This article offers a new twist on insight into the problem with rampant maternal/infant mortality rates in Kenya, Africa. While disease and lack of access to proper medical care contributes to these problems, the issue of access to clean water is often overlooked. The article cites that out of 160 hospitals in the country, around 120 do not have proper plumbing and safe water supplies for their patients. So while the few women who can even afford to enter a hospital to give birth under what they would assume are safer conditions may have doctors to care for her and her baby, she may be unintentionally exposing herself and her child to even more risk of disease from drinking unsafe water while in the hospital. Is access to clean water a basic human right? I say yes. Lenna Jones
Girls who leave their families are being promised a paying job as a domestic worker or as a babysitter, but they end up being used as cybersex chat girls in the Philippines. The Philippines is an established sex trade country, because of high levels of poverty and because the population can generally speak basic English. In the Philippines, internet sex is such as pornography is illegal, but the National Bureau of Investigation has a hard time enforcing the law. First, the places where girls are living in and talking on the cybersex chat rooms are hard to find. Second, informants are the best way to find where the girls are being kept, but usually the informants are girls who have escaped. The girls who work in the cybersex industry are underage, which in the Philippines is 18 years old. Law enforcement officials say that the population does not understand how much sex trade is hurting their country, and they say that the laws on enforcing illegal acts are out date so much that it makes it hard to fight against the industry.

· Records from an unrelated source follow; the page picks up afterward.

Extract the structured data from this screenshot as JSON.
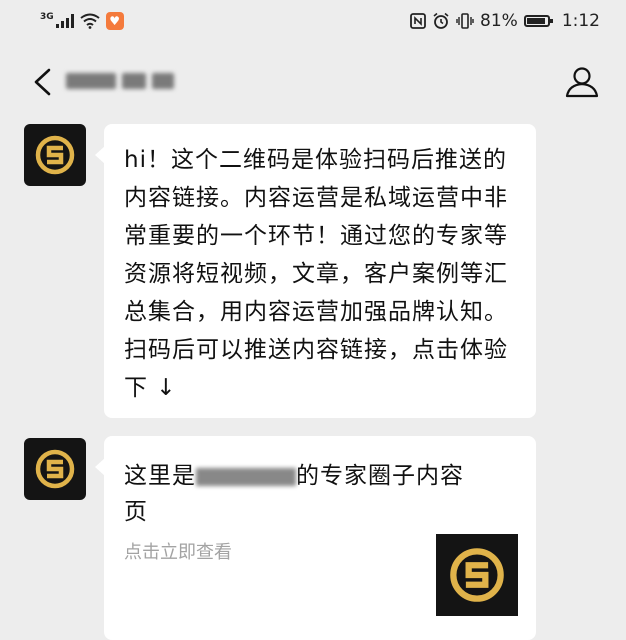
{
  "status_bar": {
    "network": "3G",
    "battery_text": "81%",
    "battery_level": 0.81,
    "time": "1:12"
  },
  "nav": {
    "back_icon": "chevron-left-icon",
    "profile_icon": "person-icon"
  },
  "messages": [
    {
      "type": "text",
      "avatar_icon": "gold-logo-icon",
      "text": "hi！这个二维码是体验扫码后推送的内容链接。内容运营是私域运营中非常重要的一个环节！通过您的专家等资源将短视频，文章，客户案例等汇总集合，用内容运营加强品牌认知。扫码后可以推送内容链接，点击体验下 ↓"
    },
    {
      "type": "card",
      "avatar_icon": "gold-logo-icon",
      "title_prefix": "这里是",
      "title_suffix": "的专家圈子内容",
      "title_line2": "页",
      "subtitle": "点击立即查看",
      "thumb_icon": "gold-logo-icon"
    }
  ],
  "colors": {
    "background": "#ededed",
    "bubble": "#ffffff",
    "logo_gold": "#e0b34a",
    "avatar_bg": "#141414"
  }
}
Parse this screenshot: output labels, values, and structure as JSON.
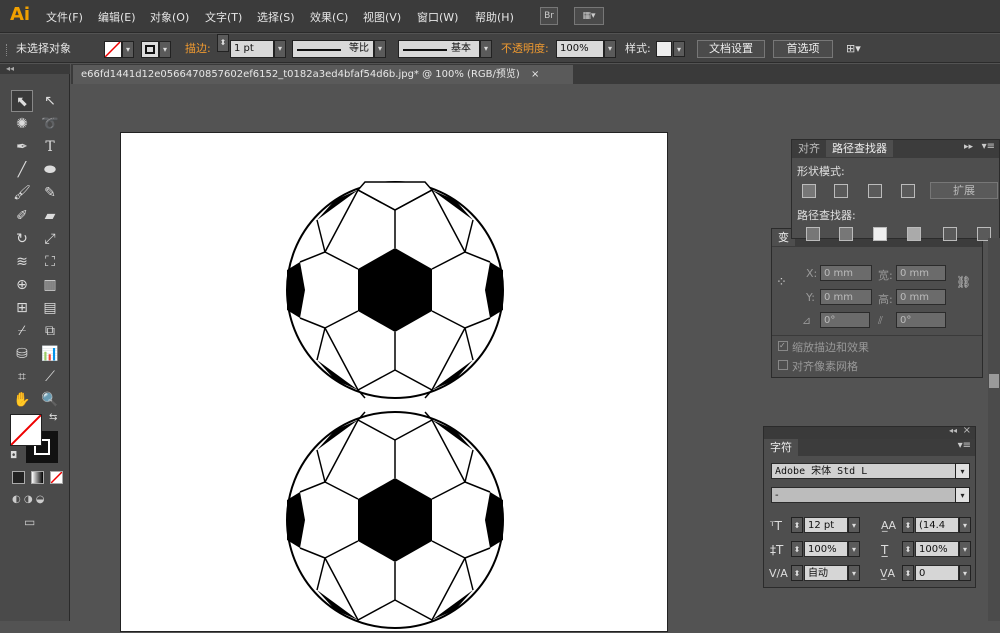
{
  "app": {
    "logo": "Ai"
  },
  "menu": [
    "文件(F)",
    "编辑(E)",
    "对象(O)",
    "文字(T)",
    "选择(S)",
    "效果(C)",
    "视图(V)",
    "窗口(W)",
    "帮助(H)"
  ],
  "menubar_buttons": {
    "bridge": "Br"
  },
  "control_bar": {
    "selection_status": "未选择对象",
    "stroke_label": "描边:",
    "stroke_weight": "1 pt",
    "profile_label": "等比",
    "brush_label": "基本",
    "opacity_label": "不透明度:",
    "opacity_value": "100%",
    "style_label": "样式:",
    "doc_setup_button": "文档设置",
    "preferences_button": "首选项"
  },
  "document": {
    "tab_title": "e66fd1441d12e0566470857602ef6152_t0182a3ed4bfaf54d6b.jpg* @ 100% (RGB/预览)",
    "close_glyph": "×"
  },
  "pathfinder_panel": {
    "tabs": [
      "对齐",
      "路径查找器"
    ],
    "shape_modes_label": "形状模式:",
    "expand_button": "扩展",
    "pathfinders_label": "路径查找器:"
  },
  "transform_panel": {
    "tab_partial": "变",
    "x_label": "X:",
    "x_value": "0 mm",
    "y_label": "Y:",
    "y_value": "0 mm",
    "w_label": "宽:",
    "w_value": "0 mm",
    "h_label": "高:",
    "h_value": "0 mm",
    "rotate_value": "0°",
    "shear_value": "0°",
    "scale_strokes": "缩放描边和效果",
    "align_pixel": "对齐像素网格"
  },
  "character_panel": {
    "tab": "字符",
    "font_family": "Adobe 宋体 Std L",
    "font_style": "-",
    "font_size": "12 pt",
    "leading": "(14.4",
    "vertical_scale": "100%",
    "horizontal_scale": "100%",
    "kerning": "自动",
    "tracking": "0"
  },
  "colors": {
    "accent": "#f09a30",
    "background": "#535353",
    "ball_black": "#000000"
  }
}
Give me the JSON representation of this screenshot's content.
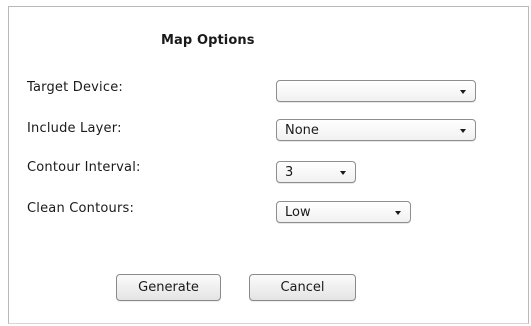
{
  "dialog": {
    "title": "Map Options",
    "fields": [
      {
        "label": "Target Device:",
        "value": ""
      },
      {
        "label": "Include Layer:",
        "value": "None"
      },
      {
        "label": "Contour Interval:",
        "value": "3"
      },
      {
        "label": "Clean Contours:",
        "value": "Low"
      }
    ],
    "buttons": {
      "generate": "Generate",
      "cancel": "Cancel"
    }
  },
  "colors": {
    "border": "#b9b9b9",
    "button_bg": "#e4e4e4",
    "text": "#1a1a1a"
  },
  "icons": {
    "dropdown": "chevron-down-icon"
  }
}
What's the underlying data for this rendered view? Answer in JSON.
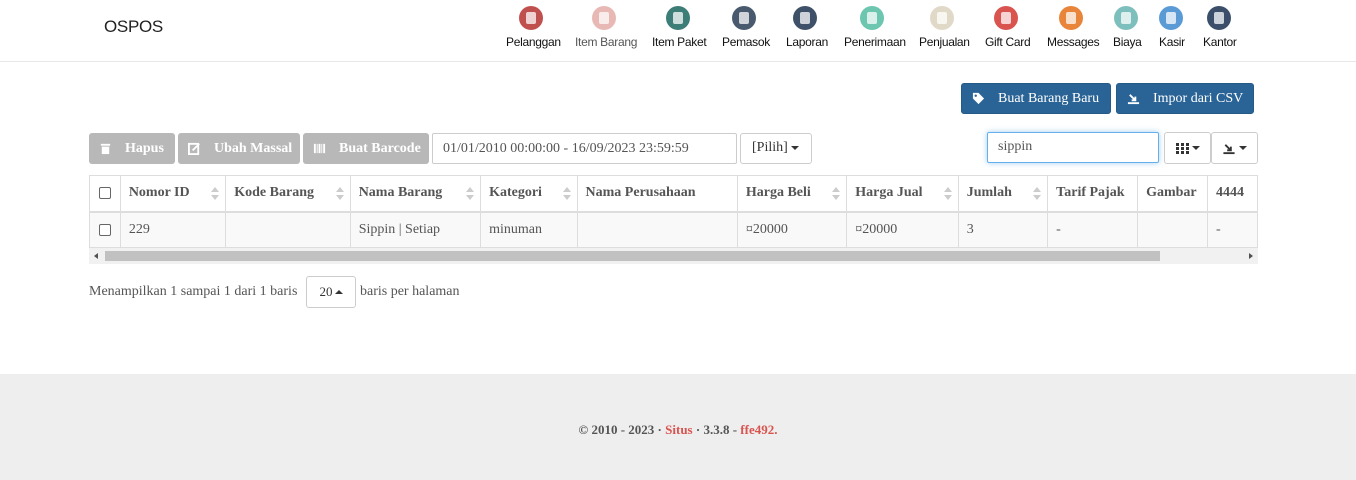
{
  "brand": "OSPOS",
  "nav": [
    {
      "label": "Pelanggan",
      "icon": "customers-icon",
      "color": "#c0504d"
    },
    {
      "label": "Item Barang",
      "icon": "items-tag-icon",
      "color": "#e8b9b4",
      "active": true
    },
    {
      "label": "Item Paket",
      "icon": "item-kits-icon",
      "color": "#3d7d78"
    },
    {
      "label": "Pemasok",
      "icon": "suppliers-briefcase-icon",
      "color": "#4a5a6e"
    },
    {
      "label": "Laporan",
      "icon": "reports-chart-icon",
      "color": "#3f5168"
    },
    {
      "label": "Penerimaan",
      "icon": "receivings-icon",
      "color": "#6cc6b0"
    },
    {
      "label": "Penjualan",
      "icon": "sales-basket-icon",
      "color": "#e0d9c8"
    },
    {
      "label": "Gift Card",
      "icon": "gift-card-heart-icon",
      "color": "#d9534f"
    },
    {
      "label": "Messages",
      "icon": "messages-phone-icon",
      "color": "#e8853a"
    },
    {
      "label": "Biaya",
      "icon": "expenses-icon",
      "color": "#7dbfbc"
    },
    {
      "label": "Kasir",
      "icon": "cashups-icon",
      "color": "#5b9bd5"
    },
    {
      "label": "Kantor",
      "icon": "office-icon",
      "color": "#3b4f6b"
    }
  ],
  "actions": {
    "new_item": "Buat Barang Baru",
    "import_csv": "Impor dari CSV",
    "delete": "Hapus",
    "bulk_edit": "Ubah Massal",
    "barcode": "Buat Barcode"
  },
  "filters": {
    "daterange": "01/01/2010 00:00:00 - 16/09/2023 23:59:59",
    "select": "[Pilih]",
    "search_value": "sippin"
  },
  "table": {
    "headers": [
      "Nomor ID",
      "Kode Barang",
      "Nama Barang",
      "Kategori",
      "Nama Perusahaan",
      "Harga Beli",
      "Harga Jual",
      "Jumlah",
      "Tarif Pajak",
      "Gambar",
      "4444"
    ],
    "rows": [
      [
        "229",
        "",
        "Sippin | Setiap",
        "minuman",
        "",
        "¤20000",
        "¤20000",
        "3",
        "-",
        "",
        "-"
      ]
    ]
  },
  "pagination": {
    "showing": "Menampilkan 1 sampai 1 dari 1 baris",
    "page_size": "20",
    "per_page_suffix": "baris per halaman"
  },
  "footer": {
    "copyright": "© 2010 - 2023 · ",
    "site": "Situs",
    "version": " · 3.3.8 - ",
    "commit": "ffe492."
  },
  "colors": {
    "primary": "#2a6496",
    "disabled": "#b8b8b8",
    "footer_bg": "#eeeeee",
    "link_red": "#d9534f"
  }
}
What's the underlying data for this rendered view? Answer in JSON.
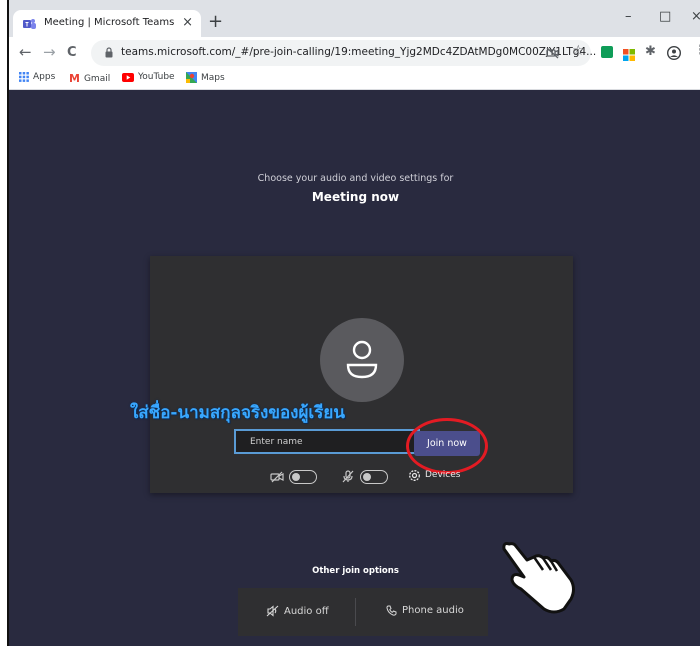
{
  "browser": {
    "tab_title": "Meeting | Microsoft Teams",
    "tab_close": "×",
    "new_tab": "+",
    "window_controls": {
      "minimize": "–",
      "maximize": "□",
      "close": "×"
    },
    "nav": {
      "back": "←",
      "forward": "→",
      "reload": "C"
    },
    "url": "teams.microsoft.com/_#/pre-join-calling/19:meeting_Yjg2MDc4ZDAtMDg0MC00ZjY1LTg4...",
    "bookmarks": [
      {
        "label": "Apps"
      },
      {
        "label": "Gmail"
      },
      {
        "label": "YouTube"
      },
      {
        "label": "Maps"
      }
    ]
  },
  "teams": {
    "choose_text": "Choose your audio and video settings for",
    "meeting_name": "Meeting now",
    "name_placeholder": "Enter name",
    "join_label": "Join now",
    "devices_label": "Devices",
    "other_options_title": "Other join options",
    "audio_off_label": "Audio off",
    "phone_audio_label": "Phone audio"
  },
  "annotation": {
    "text": "ใส่ชื่อ-นามสกุลจริงของผู้เรียน"
  },
  "colors": {
    "background": "#292a3f",
    "panel": "#2f2f31",
    "join_button": "#4b4e8c",
    "highlight_box": "#5a9bd5",
    "annotation_ring": "#e31b23",
    "annotation_text": "#38a7ff"
  }
}
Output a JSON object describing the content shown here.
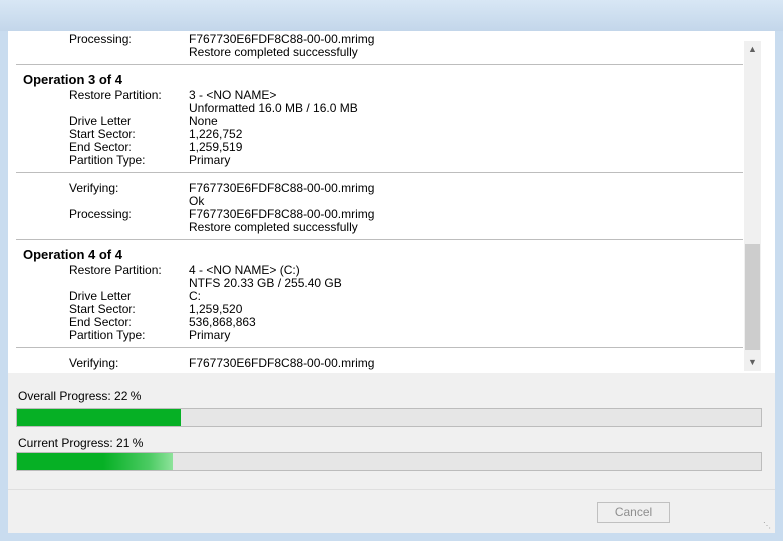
{
  "log": {
    "top_partial": {
      "label": "Processing:",
      "value": "F767730E6FDF8C88-00-00.mrimg",
      "status": "Restore completed successfully"
    },
    "operation3": {
      "title": "Operation 3 of 4",
      "restore_partition_label": "Restore Partition:",
      "restore_partition_value": "3 - <NO NAME>",
      "restore_partition_detail": "Unformatted 16.0 MB / 16.0 MB",
      "drive_letter_label": "Drive Letter",
      "drive_letter_value": "None",
      "start_sector_label": "Start Sector:",
      "start_sector_value": "1,226,752",
      "end_sector_label": "End Sector:",
      "end_sector_value": "1,259,519",
      "partition_type_label": "Partition Type:",
      "partition_type_value": "Primary",
      "verifying_label": "Verifying:",
      "verifying_value": "F767730E6FDF8C88-00-00.mrimg",
      "verifying_status": "Ok",
      "processing_label": "Processing:",
      "processing_value": "F767730E6FDF8C88-00-00.mrimg",
      "processing_status": "Restore completed successfully"
    },
    "operation4": {
      "title": "Operation 4 of 4",
      "restore_partition_label": "Restore Partition:",
      "restore_partition_value": "4 - <NO NAME> (C:)",
      "restore_partition_detail": "NTFS 20.33 GB / 255.40 GB",
      "drive_letter_label": "Drive Letter",
      "drive_letter_value": "C:",
      "start_sector_label": "Start Sector:",
      "start_sector_value": "1,259,520",
      "end_sector_label": "End Sector:",
      "end_sector_value": "536,868,863",
      "partition_type_label": "Partition Type:",
      "partition_type_value": "Primary",
      "verifying_label": "Verifying:",
      "verifying_value": "F767730E6FDF8C88-00-00.mrimg"
    }
  },
  "progress": {
    "overall_label": "Overall Progress:  22 %",
    "overall_percent": 22,
    "current_label": "Current Progress:  21 %",
    "current_percent": 21
  },
  "buttons": {
    "cancel_label": "Cancel"
  },
  "icons": {
    "scroll_up": "scroll-up-arrow-icon",
    "scroll_down": "scroll-down-arrow-icon",
    "resize_grip": "resize-grip-icon"
  },
  "colors": {
    "progress_fill": "#06b025",
    "window_frame": "#c9dcef"
  }
}
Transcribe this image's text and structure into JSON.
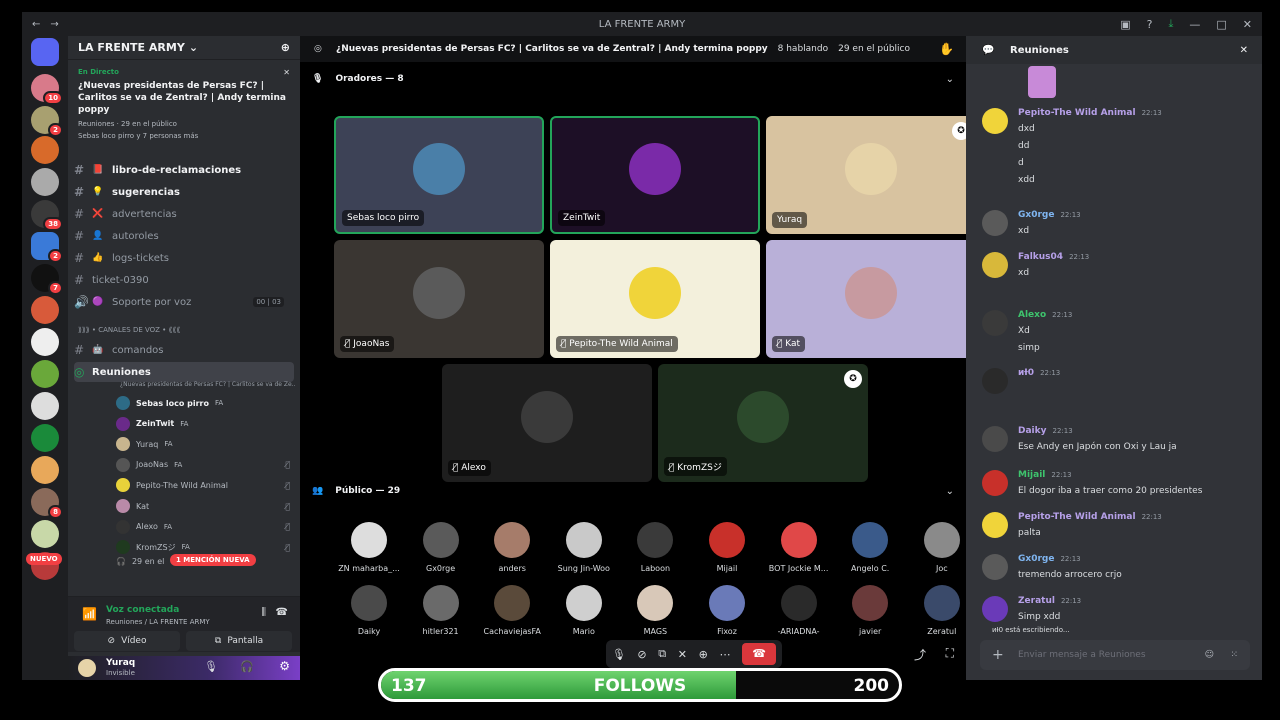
{
  "window": {
    "title": "LA FRENTE ARMY"
  },
  "server_rail": {
    "badges": [
      "10",
      "2",
      "38",
      "2",
      "7",
      "8"
    ],
    "new_label": "NUEVO"
  },
  "sidebar": {
    "server_name": "LA FRENTE ARMY",
    "event": {
      "live": "En Directo",
      "title": "¿Nuevas presidentas de Persas FC? | Carlitos se va de Zentral? | Andy termina poppy",
      "channel": "Reuniones",
      "audience": "29 en el público",
      "attendees": "Sebas loco pirro y 7 personas más"
    },
    "channels": [
      {
        "name": "libro-de-reclamaciones",
        "emoji": "📕",
        "bold": true
      },
      {
        "name": "sugerencias",
        "emoji": "💡",
        "bold": true
      },
      {
        "name": "advertencias",
        "emoji": "❌",
        "bold": false
      },
      {
        "name": "autoroles",
        "emoji": "👤",
        "bold": false
      },
      {
        "name": "logs-tickets",
        "emoji": "👍",
        "bold": false
      },
      {
        "name": "ticket-0390",
        "emoji": "",
        "bold": false
      },
      {
        "name": "Soporte por voz",
        "emoji": "🟣",
        "bold": false,
        "counts": [
          "00",
          "03"
        ]
      }
    ],
    "voice_category": "⟫⟫⟫ • CANALES DE VOZ • ⟪⟪⟪",
    "comandos": "comandos",
    "reuniones": {
      "name": "Reuniones",
      "topic": "¿Nuevas presidentas de Persas FC? | Carlitos se va de Ze..."
    },
    "voice_users": [
      {
        "name": "Sebas loco pirro",
        "tag": "FA",
        "bold": true,
        "color": "#2d6b86"
      },
      {
        "name": "ZeinTwit",
        "tag": "FA",
        "bold": true,
        "color": "#6a2a8a"
      },
      {
        "name": "Yuraq",
        "tag": "FA",
        "bold": false,
        "color": "#c8b58e"
      },
      {
        "name": "JoaoNas",
        "tag": "FA",
        "bold": false,
        "color": "#555555"
      },
      {
        "name": "Pepito-The Wild Animal",
        "tag": "",
        "bold": false,
        "color": "#e8d23a"
      },
      {
        "name": "Kat",
        "tag": "",
        "bold": false,
        "color": "#b98aa8"
      },
      {
        "name": "Alexo",
        "tag": "FA",
        "bold": false,
        "color": "#333333"
      },
      {
        "name": "KromZSジ",
        "tag": "FA",
        "bold": false,
        "color": "#1f3a1f"
      }
    ],
    "audience_row": "29 en el",
    "mention": "1 MENCIÓN NUEVA",
    "voice_connected": "Voz conectada",
    "voice_location": "Reuniones / LA FRENTE ARMY",
    "video_btn": "Vídeo",
    "screen_btn": "Pantalla",
    "user": {
      "name": "Yuraq",
      "status": "Invisible"
    }
  },
  "stage": {
    "title": "¿Nuevas presidentas de Persas FC? | Carlitos se va de Zentral? | Andy termina poppy",
    "speaking": "8 hablando",
    "audience": "29 en el público",
    "speakers_header": "Oradores — 8",
    "public_header": "Público — 29",
    "speakers": [
      {
        "name": "Sebas loco pirro",
        "bg": "#3d4256",
        "speaking": true,
        "muted": false,
        "mod": false,
        "av": "#4a7fa8"
      },
      {
        "name": "ZeinTwit",
        "bg": "#1d0f26",
        "speaking": true,
        "muted": false,
        "mod": false,
        "av": "#7a2aa8"
      },
      {
        "name": "Yuraq",
        "bg": "#d8c3a0",
        "speaking": false,
        "muted": false,
        "mod": true,
        "av": "#e6d3a8"
      },
      {
        "name": "JoaoNas",
        "bg": "#3a3632",
        "speaking": false,
        "muted": true,
        "mod": false,
        "av": "#5a5a5a"
      },
      {
        "name": "Pepito-The Wild Animal",
        "bg": "#f3f0dc",
        "speaking": false,
        "muted": true,
        "mod": false,
        "av": "#f0d43a"
      },
      {
        "name": "Kat",
        "bg": "#b9b0d8",
        "speaking": false,
        "muted": true,
        "mod": false,
        "av": "#c79aa0"
      },
      {
        "name": "Alexo",
        "bg": "#1e1e1e",
        "speaking": false,
        "muted": true,
        "mod": false,
        "av": "#3a3a3a"
      },
      {
        "name": "KromZSジ",
        "bg": "#1c2b1c",
        "speaking": false,
        "muted": true,
        "mod": true,
        "av": "#2c4a2c"
      }
    ],
    "public": [
      {
        "name": "ZN maharba_...",
        "c": "#dddddd"
      },
      {
        "name": "Gx0rge",
        "c": "#5a5a5a"
      },
      {
        "name": "anders",
        "c": "#a67c6a"
      },
      {
        "name": "Sung Jin-Woo",
        "c": "#c9c9c9"
      },
      {
        "name": "Laboon",
        "c": "#3a3a3a"
      },
      {
        "name": "Mijail",
        "c": "#c8302a"
      },
      {
        "name": "BOT Jockie M...",
        "c": "#e04848"
      },
      {
        "name": "Angelo C.",
        "c": "#3a5a8a"
      },
      {
        "name": "Joc",
        "c": "#8a8a8a"
      },
      {
        "name": "Daiky",
        "c": "#4a4a4a"
      },
      {
        "name": "hitler321",
        "c": "#6a6a6a"
      },
      {
        "name": "CachaviejasFA",
        "c": "#5a4a3a"
      },
      {
        "name": "Mario",
        "c": "#cfcfcf"
      },
      {
        "name": "MAGS",
        "c": "#d8c8b8"
      },
      {
        "name": "Fixoz",
        "c": "#6a7ab8"
      },
      {
        "name": "-ARIADNA-",
        "c": "#2a2a2a"
      },
      {
        "name": "javier",
        "c": "#6a3a3a"
      },
      {
        "name": "Zeratul",
        "c": "#3a4a6a"
      }
    ]
  },
  "chat": {
    "channel": "Reuniones",
    "messages": [
      {
        "name": "Pepito-The Wild Animal",
        "color": "#b6a0e8",
        "time": "22:13",
        "lines": [
          "dxd",
          "dd",
          "d",
          "xdd"
        ],
        "av": "#f0d43a"
      },
      {
        "name": "Gx0rge",
        "color": "#7fb5f0",
        "time": "22:13",
        "lines": [
          "xd"
        ],
        "av": "#5a5a5a"
      },
      {
        "name": "Falkus04",
        "color": "#b6a0e8",
        "time": "22:13",
        "lines": [
          "xd"
        ],
        "av": "#d8b83a"
      },
      {
        "name": "Alexo",
        "color": "#3ec46d",
        "time": "22:13",
        "lines": [
          "Xd",
          "simp"
        ],
        "av": "#3a3a3a"
      },
      {
        "name": "ᴎƗ0",
        "color": "#b6a0e8",
        "time": "22:13",
        "lines": [
          ""
        ],
        "av": "#2a2a2a"
      },
      {
        "name": "Daiky",
        "color": "#b6a0e8",
        "time": "22:13",
        "lines": [
          "Ese Andy en Japón con Oxi y Lau ja"
        ],
        "av": "#4a4a4a"
      },
      {
        "name": "Mijail",
        "color": "#3ec46d",
        "time": "22:13",
        "lines": [
          "El dogor iba a traer como 20 presidentes"
        ],
        "av": "#c8302a"
      },
      {
        "name": "Pepito-The Wild Animal",
        "color": "#b6a0e8",
        "time": "22:13",
        "lines": [
          "palta"
        ],
        "av": "#f0d43a"
      },
      {
        "name": "Gx0rge",
        "color": "#7fb5f0",
        "time": "22:13",
        "lines": [
          "tremendo arrocero crjo"
        ],
        "av": "#5a5a5a"
      },
      {
        "name": "Zeratul",
        "color": "#b6a0e8",
        "time": "22:13",
        "lines": [
          "Simp xdd"
        ],
        "av": "#6a3ab8"
      }
    ],
    "typing": "ᴎƗ0 está escribiendo...",
    "input_placeholder": "Enviar mensaje a  Reuniones"
  },
  "follows": {
    "current": "137",
    "label": "FOLLOWS",
    "goal": "200",
    "progress": 0.685
  }
}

Girls who desire to finish their schooling usually have to live far away from their villages and families in cheap huts called ghettos. The ghettos are buildings without electricity, water, and security for the girls living in them. This has made the girls a prime target for men who want to rape them. It is believed that the 20% drop out rates of girls between 13 and 17 years old is mainly caused by pregnancies from being raped. Usually the ghettos are too far from authorities to stop men from raping the girls, and when girls scream for help no one comes to help them. The girls in the ghettos live in fear that makes it hard for them to sleep and study for their classes. Aid Organizations are working to build dormitories, but there is an understanding that the culture needs to be changed in order to protect women from rape. In one case two men were caught for raping girls in the ghetto, but they were never convicted.
There are an estimated 2 million widows in Afghanistan because of war that ends up killing their husbands. Women are also widowed because of low life expectancy and early marriage that leave women widowed in their 20s and 30s. When women in Afghanistan who become widows do not come out into public spaces, so a unit of military women has formed in order to help widows start businesses and get jobs. The female military unit has formed because the Afghan widows cannot talk to the male military soldiers. Communities have been suspicions of the motives of the female military units, but there have been some success; for example, a woman named Saragama is being trained to become a police officer that will give her more money than working as a cleaner. The military is hoping that by empowering women that Afghanistan will become a more stable country.
This video was filmed last fall by a Lebanese group in Alexandria, in support of Egypt. Without even understanding a word of Arabic, you can see women demonstrating unity of communities, discussing problems.